If you’re pressured as a Chief to fire someone, bring undue punishment on them and those orders are coming from above, you’re going to do it, whether it’s wrong or not.  You have three daughters in college, a mortgage, a car payment…  You’re not going to throw that away to stand up for your personnel and do the right thing.  The day that local, state and federal administrations made the Chiefs part of the decision making process, they essentially became politicians.  You had no choice.  Funny thing about politics is that it is (as my dear friend Charlie Fuller says) a “Befriend and Betray” system.

You pretend that everyone are “brothers and sisters” within the thin blue line, you reinforce it, you have their backs…  Then you have to make a political decision and sacrifice the 1stresponder even though you know it’s wrong.  Befriend and betray… and we wonder why we’re in the situation we’re in.  The day that Chiefs became politicians is the day you lost control of your department.
When I first started in law enforcement in 1987, Chiefs were Chiefs.  They lead and motivated others.  They made decisions and when you were wrong, you were going to know about it, get the appropriate discipline and move forward.  Loyalty, it was there.  No more.  As those of you on the frontline day in and day out do the right thing and protect us, remember you will not necessarily be protected by your own leaders.  The political ones anyways.

Become a great self-leader and always remember that politics is a “Befriend and Betray” system that can only bring you grief.  Stay safe out there, look out for each other and remember…  We need you!!! 

Wednesday, August 2, 2017

Doctors Think They Know Everything...

Let me tell you about a recent interaction I had with multiple doctors while trying to place a first responder into treatment.  Doctors (most like any profession) do amazing work, have incredible knowledge but when it comes to their overall education on addiction, they don’t know s%&t.  This first responder finally wanted help and turned to the system.  This person was in acute intoxication and sought help through the medical system.  I personally drove the first responder to the emergency room upon his request as the alcoholism was at such a level it was in my estimation impacting their health and wellness.  This first responder is also a long time drinker, with multiple relapses and was drinking a minimum of a 5th of vodka a day.

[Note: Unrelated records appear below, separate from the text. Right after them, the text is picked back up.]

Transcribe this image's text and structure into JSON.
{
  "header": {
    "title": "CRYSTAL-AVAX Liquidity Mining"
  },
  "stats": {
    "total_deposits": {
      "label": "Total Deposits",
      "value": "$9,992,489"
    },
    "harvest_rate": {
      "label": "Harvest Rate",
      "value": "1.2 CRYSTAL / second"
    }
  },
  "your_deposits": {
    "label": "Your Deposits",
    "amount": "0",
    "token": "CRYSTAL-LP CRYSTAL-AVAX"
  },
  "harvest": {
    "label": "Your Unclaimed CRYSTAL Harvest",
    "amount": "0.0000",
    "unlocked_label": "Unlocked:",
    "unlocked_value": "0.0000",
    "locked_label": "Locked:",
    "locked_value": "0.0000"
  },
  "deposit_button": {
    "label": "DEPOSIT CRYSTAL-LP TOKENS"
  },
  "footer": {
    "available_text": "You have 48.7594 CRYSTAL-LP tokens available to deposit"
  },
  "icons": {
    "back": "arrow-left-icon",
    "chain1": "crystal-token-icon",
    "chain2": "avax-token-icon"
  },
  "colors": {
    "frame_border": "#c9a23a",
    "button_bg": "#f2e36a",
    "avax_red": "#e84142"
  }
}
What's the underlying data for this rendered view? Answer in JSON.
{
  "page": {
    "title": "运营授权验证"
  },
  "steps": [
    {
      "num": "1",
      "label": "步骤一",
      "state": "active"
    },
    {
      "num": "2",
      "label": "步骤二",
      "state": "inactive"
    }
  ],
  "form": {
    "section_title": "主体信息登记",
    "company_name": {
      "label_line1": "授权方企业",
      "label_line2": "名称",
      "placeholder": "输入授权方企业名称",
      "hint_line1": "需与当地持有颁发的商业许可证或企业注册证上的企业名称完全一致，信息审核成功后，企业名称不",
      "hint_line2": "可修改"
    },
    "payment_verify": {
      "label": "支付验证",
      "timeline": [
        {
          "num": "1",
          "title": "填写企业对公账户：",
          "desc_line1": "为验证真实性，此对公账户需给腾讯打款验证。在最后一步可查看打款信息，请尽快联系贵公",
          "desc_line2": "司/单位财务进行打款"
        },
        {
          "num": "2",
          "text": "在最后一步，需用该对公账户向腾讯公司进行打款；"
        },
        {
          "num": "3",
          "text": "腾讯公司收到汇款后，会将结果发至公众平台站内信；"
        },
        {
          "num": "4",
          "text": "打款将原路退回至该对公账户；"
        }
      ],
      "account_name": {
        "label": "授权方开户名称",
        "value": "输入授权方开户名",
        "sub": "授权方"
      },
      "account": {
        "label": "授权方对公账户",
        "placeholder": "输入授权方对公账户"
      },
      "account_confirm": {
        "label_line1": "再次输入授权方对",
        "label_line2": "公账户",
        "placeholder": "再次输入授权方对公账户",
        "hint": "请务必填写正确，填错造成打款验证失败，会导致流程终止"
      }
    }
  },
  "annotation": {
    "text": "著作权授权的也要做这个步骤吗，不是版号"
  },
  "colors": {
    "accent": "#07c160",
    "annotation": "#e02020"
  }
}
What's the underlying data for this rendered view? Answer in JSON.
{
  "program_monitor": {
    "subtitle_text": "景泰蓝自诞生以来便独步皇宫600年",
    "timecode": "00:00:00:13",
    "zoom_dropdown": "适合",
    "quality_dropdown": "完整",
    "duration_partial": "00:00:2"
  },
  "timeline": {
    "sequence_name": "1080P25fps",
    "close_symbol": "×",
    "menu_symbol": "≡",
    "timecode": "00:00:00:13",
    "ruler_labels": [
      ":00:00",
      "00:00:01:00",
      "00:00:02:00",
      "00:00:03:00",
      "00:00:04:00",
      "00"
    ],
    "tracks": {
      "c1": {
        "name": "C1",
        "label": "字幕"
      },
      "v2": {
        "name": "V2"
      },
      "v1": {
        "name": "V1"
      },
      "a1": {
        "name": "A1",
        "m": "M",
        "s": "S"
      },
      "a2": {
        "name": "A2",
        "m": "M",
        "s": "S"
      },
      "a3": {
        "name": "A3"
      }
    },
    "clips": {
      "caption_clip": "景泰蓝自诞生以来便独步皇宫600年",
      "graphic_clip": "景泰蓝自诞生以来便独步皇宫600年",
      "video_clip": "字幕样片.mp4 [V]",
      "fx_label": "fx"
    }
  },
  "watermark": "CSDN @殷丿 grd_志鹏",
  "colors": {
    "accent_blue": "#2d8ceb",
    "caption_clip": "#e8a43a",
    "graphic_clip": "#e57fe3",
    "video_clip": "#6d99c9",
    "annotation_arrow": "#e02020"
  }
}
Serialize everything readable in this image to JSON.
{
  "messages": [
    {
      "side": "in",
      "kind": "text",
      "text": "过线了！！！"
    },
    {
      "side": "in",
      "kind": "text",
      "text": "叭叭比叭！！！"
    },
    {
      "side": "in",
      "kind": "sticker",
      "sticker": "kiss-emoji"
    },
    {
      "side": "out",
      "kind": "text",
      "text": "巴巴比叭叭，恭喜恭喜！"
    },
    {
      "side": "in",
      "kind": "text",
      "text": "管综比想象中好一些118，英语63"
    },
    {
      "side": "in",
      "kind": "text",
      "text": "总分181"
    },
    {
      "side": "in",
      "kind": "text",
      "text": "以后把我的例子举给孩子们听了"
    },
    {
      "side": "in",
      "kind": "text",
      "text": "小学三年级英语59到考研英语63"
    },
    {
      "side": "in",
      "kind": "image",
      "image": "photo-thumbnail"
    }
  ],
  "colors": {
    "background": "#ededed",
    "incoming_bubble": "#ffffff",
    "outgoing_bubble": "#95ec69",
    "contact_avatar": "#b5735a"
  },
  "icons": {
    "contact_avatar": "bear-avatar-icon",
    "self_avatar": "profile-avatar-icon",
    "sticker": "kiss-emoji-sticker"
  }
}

I’ve placed 100’s of first responders into treatment over the years and have never ran into anything like I did today.  I already had medical assisted detox, residential treatment and a sober escort set up for the first responder.  Problem was, they were still too intoxicated to get on the plane.  Standard protocol would be to stabilize the first responder, sober them up as much as possible through medication and get them on the plane.  It should be noted that in the home town of this first responder there are no adequate treatment centers or detox facilities as they are all the ones where this first responder takes the people they encounter, arrest and commit.

In the ER the doctor refused a standard taper protocol to be able to get this first responder to travel on the plane due to the fact that if they took all of the pills at once they could overdose and die, too much liability for him.  Really???  Doesn’t that go for just about any medication you prescribe?  He had no response for me when I posed that question to him.  I then asked him what about seizures and if the first responder could receive any of that to avoid a potentially deadly situation.  The doctor again refused saying they monitor severe alcohol withdrawal through fluids.  Again… are you kidding me?  I asked the doctor if he was asking the first responder to go “cold turkey” which we both know can be deadly.  He said no, but didn’t feel comfortable prescribing any medication which should be noted is used nationwide throughout the medical industry.  Obviously the doctor did not like to be challenged and our communication broke down and we left.  What a joke.